Dang. Oasis looks great, just found a cheap copy on eBay.
-Rise of Legends
-Evolve (yes, I sort of liked Turtle Rock’s failed experiment)
I remember loving Home of The Underdogs. Where did the hate come in?
Good question, with probably a longer answer than you were anticipating so I’ll apologize ahead of time;
Hate is probably the wrong word for it, just the conflicted feeling that people used it to download a bunch of “free” games. Please note, this is a philosophical stance and not really a judgement; I personally used it for digital backups which doesn’t strike me as remotely contentious (despite what some legal minds may argue).
But then what about gamers who missed out on these games and would otherwise never have a chance to buy them? Well, one could argue they could pay often-ridiculous prices on eBay or Amazon to get a hard copy, although no money would flow to the devs or publishers. However, it would ostensibly enrich those who already paid them. Yay, capitalism (?!?) please note sarcasm
But let’s say it’s someone on a budget. While nobody is entitled to video games, then comes the question of whether any harm is being done by making these vanished classics available. Offhand, I’d say typically not as the publishers are out of business. One could say those few enterprising individuals offering copies of ancient games for $200 or whatever are being harmed, but those are few and far between, and I’ll be blunt and say my heart doesn’t go out to most of them. What about publishers who are offering contemporary games, however? Would access to these free classics impede their business? Eh, maybe a bit. Then again, it might also encourage it just as much if not more.
So in short, every time I went there I thought about this conundrum of mixed benefits (and really, HOTU was wonderful in lots of ways) and potential pitfalls. In some ways, it also reminded me of my not-terribly-honest first forays into the “wonderful” world of file sharing and the realization of how that impacted various industries (again, some of which I cared deeply about, other parts not so much). So it was love/hate for me.
IIRC, it was briefly availalble on GOG a few years ago, but then got pulled for some reason after only a couple of months, sadly before I had the chance to purchase it.
ToyBox Turbos may scratch that itch.
I reviewed this for CGW :)
Dreamcast version is excellent.
I bounced off it originally, but downloaded it and had a playthrough a year or so back and really got into it. There’s nothing else even remotely like it. I didn’t feel bad using an abandonwarey key because I paid for the game back in the day.

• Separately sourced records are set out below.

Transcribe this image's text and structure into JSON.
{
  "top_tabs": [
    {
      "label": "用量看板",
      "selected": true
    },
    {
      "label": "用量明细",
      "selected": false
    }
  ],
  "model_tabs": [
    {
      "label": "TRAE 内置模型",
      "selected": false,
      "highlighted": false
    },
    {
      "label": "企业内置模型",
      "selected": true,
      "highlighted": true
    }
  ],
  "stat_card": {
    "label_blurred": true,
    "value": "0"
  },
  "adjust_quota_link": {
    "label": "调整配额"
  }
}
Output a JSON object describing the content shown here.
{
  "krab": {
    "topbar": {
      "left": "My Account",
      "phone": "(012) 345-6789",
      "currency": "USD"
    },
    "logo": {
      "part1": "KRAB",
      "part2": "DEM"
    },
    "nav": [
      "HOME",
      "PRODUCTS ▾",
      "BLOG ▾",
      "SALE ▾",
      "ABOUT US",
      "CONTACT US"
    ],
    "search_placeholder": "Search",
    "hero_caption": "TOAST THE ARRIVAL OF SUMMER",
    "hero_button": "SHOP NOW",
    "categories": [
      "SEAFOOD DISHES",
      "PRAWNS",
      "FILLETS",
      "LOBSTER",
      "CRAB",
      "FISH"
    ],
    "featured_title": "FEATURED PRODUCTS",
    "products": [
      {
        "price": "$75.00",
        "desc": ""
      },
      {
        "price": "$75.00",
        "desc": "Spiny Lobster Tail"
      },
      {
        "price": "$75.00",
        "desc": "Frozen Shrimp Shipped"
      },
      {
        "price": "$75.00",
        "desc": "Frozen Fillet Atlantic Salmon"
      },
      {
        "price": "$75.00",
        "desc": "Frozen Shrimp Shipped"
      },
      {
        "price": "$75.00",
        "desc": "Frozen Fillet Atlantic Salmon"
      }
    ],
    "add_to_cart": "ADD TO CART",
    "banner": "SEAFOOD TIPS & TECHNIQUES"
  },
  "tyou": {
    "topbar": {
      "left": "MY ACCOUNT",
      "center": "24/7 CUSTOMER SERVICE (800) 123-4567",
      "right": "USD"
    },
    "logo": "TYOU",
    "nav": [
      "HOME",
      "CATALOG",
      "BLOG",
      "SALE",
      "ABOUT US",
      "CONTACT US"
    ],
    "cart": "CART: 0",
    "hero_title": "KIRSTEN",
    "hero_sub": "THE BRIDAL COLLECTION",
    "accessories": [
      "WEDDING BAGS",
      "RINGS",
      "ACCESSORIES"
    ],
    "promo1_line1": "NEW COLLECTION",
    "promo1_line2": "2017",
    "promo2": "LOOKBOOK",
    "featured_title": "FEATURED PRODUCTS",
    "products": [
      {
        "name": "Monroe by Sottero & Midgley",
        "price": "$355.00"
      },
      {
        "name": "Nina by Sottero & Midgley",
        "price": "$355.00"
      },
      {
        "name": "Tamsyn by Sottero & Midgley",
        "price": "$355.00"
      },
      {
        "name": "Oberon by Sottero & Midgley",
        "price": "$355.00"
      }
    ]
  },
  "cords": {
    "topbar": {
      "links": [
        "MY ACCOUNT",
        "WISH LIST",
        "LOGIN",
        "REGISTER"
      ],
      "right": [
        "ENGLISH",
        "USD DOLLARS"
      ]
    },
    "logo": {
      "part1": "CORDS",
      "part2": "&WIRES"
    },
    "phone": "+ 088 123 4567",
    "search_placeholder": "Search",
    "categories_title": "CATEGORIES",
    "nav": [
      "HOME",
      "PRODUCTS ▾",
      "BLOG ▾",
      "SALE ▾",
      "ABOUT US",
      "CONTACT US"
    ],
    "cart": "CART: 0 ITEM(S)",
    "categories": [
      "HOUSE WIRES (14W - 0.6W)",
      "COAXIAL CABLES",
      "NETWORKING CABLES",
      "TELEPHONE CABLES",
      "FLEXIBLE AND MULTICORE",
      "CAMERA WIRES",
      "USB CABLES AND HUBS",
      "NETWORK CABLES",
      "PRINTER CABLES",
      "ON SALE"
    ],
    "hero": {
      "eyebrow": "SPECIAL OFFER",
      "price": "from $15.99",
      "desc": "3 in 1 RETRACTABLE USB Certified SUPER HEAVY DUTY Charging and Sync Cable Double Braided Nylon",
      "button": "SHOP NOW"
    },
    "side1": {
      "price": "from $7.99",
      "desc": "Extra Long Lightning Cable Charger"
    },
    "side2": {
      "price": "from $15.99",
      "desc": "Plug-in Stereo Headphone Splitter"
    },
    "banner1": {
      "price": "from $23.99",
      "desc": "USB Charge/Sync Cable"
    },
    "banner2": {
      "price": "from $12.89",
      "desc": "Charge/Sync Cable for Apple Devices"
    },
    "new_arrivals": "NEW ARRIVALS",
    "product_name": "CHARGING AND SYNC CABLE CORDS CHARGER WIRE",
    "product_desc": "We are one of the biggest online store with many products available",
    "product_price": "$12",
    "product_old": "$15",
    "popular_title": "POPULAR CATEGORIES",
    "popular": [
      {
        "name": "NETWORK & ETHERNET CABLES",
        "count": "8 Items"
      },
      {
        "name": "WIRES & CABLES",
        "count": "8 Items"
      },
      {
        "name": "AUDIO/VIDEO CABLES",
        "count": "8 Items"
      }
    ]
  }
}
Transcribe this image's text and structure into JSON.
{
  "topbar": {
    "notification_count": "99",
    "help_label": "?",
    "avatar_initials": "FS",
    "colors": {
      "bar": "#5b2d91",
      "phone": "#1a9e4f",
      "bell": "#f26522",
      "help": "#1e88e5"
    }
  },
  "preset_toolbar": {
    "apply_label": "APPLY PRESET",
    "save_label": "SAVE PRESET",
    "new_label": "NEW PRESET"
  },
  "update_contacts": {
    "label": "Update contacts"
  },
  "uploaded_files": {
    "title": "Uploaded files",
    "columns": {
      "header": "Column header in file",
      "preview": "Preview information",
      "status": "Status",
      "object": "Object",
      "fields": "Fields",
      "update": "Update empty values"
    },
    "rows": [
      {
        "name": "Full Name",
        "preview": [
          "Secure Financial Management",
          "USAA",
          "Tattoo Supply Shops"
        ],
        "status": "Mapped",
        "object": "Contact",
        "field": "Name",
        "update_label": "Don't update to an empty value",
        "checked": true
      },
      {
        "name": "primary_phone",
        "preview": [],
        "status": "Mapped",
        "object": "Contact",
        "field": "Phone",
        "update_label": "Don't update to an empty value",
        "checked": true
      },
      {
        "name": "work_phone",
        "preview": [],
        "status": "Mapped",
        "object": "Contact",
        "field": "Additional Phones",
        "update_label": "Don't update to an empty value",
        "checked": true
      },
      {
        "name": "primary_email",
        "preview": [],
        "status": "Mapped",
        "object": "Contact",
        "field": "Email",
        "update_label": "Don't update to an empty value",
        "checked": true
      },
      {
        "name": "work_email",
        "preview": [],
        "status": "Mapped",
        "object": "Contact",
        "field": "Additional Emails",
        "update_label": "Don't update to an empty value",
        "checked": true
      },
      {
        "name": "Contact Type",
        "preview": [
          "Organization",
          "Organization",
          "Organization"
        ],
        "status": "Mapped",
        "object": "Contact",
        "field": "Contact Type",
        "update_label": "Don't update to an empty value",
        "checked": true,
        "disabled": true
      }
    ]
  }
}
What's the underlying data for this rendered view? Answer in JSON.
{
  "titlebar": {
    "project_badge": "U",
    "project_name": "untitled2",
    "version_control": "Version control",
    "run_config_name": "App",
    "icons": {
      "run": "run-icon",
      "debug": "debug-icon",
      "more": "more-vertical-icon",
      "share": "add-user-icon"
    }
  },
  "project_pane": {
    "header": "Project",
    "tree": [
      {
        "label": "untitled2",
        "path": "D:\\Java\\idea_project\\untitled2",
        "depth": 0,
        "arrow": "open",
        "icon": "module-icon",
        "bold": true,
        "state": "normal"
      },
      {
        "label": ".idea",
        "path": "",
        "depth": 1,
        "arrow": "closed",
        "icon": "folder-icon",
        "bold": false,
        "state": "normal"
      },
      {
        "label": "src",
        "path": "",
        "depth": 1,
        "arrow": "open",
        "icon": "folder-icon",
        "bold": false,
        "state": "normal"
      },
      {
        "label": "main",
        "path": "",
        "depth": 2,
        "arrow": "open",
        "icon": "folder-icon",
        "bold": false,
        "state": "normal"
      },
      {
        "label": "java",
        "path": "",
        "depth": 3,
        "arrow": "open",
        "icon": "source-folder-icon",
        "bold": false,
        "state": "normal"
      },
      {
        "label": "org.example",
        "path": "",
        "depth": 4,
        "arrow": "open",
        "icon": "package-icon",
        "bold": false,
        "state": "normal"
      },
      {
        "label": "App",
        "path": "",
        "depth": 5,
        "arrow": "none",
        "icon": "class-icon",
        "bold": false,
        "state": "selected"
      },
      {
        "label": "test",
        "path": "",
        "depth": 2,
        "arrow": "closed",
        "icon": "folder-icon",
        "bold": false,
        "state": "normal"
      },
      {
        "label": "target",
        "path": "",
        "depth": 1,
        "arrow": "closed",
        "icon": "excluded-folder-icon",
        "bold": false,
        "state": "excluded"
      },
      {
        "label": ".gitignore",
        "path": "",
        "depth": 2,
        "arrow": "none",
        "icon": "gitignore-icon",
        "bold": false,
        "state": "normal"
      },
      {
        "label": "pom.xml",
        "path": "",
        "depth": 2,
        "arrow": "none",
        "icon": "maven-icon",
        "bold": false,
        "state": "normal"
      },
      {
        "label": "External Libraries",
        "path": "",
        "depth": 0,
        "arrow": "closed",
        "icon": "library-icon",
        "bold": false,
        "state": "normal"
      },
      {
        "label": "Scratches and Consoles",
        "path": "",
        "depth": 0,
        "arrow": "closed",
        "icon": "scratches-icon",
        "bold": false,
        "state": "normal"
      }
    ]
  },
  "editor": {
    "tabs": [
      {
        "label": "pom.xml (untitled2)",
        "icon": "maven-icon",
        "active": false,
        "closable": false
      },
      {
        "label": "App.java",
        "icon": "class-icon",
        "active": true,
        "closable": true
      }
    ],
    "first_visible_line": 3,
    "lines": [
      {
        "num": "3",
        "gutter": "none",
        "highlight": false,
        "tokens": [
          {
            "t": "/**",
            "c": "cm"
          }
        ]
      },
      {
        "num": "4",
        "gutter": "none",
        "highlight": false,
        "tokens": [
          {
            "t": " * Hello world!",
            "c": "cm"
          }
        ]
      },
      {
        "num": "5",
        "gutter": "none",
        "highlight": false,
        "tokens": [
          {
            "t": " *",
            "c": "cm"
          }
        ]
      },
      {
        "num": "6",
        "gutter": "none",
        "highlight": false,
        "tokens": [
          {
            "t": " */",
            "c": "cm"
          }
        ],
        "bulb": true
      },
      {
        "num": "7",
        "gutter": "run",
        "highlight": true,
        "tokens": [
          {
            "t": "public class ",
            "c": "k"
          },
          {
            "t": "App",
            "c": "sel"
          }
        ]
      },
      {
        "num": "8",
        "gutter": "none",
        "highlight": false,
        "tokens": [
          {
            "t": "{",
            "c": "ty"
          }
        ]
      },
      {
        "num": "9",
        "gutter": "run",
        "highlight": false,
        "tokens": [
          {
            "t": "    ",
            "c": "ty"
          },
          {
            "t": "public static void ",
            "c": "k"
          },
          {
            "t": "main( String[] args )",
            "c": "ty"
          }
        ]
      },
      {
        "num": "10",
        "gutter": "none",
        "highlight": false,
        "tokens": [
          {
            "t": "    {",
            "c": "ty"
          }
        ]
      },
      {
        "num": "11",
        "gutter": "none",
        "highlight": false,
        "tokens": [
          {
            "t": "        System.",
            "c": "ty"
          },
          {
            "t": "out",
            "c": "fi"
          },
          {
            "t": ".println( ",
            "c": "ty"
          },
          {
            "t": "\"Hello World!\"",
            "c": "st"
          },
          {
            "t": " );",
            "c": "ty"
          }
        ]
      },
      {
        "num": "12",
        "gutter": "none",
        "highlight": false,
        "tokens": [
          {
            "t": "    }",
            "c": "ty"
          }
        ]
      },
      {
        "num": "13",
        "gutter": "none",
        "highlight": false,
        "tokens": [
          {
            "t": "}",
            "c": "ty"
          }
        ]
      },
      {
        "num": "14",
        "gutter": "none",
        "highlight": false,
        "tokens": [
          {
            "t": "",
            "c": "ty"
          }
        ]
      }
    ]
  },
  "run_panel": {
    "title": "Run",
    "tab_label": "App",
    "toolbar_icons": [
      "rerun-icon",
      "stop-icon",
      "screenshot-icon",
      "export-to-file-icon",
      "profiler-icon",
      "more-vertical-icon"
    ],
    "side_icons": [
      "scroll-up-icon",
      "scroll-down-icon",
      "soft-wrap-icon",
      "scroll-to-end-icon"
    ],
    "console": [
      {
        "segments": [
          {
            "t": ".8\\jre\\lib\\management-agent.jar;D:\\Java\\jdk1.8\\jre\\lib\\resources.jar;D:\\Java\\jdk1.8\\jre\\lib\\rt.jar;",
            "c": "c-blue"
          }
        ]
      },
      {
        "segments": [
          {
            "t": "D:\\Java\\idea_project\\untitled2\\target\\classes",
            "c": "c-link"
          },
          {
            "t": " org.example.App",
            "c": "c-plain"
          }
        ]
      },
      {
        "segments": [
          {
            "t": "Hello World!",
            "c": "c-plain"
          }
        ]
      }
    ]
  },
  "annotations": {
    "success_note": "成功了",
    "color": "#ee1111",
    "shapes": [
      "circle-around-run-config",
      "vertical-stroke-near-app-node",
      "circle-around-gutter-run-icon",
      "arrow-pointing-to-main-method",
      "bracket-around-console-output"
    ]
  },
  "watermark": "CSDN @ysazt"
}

Welp, Oasis arrived today. Can’t wait to try it!
“Drive Me Faster, Tiny Racer”
Found it. Nice review. I miss 1999. I miss CGW.
I really should download every issue. I mean, I’ve still got all my old paper ones, but having this archive is really handy.
Woah. Nice. I could spend a lot of time in there. And likely will.
Thread necro: I can’t find the first Colin McRae DiRT 1 anywhere legally anymore it seems. Looks like I will have to reinstall Alcohol 120%/Daemon Tools Pro to make and mount an ISO of it. I recall it having nasty StarForce DRM though and don’t know how well that will interfere with Windows 10 these days. Win8 had nasty ‘this won’t work with Win8’ warnings for StarForce-protected games if I recall.
Some more titles I used to “own” on defunct Direct2Drive and GMG’s Capsule gaming client:
SEGA Rally Revo (arcadey rally game with track deformation but DiRT Rally 2.0 is better these days)
Ninja Blade (2009, by the Dark Souls/Armored Core people)
Will also try to reinstall Battle for Middle-earth 1+2 in 2020.
Remember https://t3aonline.net/ for all your BfME needs.
Is No one lives forever on this list? I saw a way to dl it and #2 with some mods to make it work … I check GOG periodically.
Here ya go:
Someone other than Peter should make it for vr.
Holy shit. Now there’s an idea.
Seems like the hand controllers would be much better for doing the spell stuff than trying to make a pattern with your mouse :)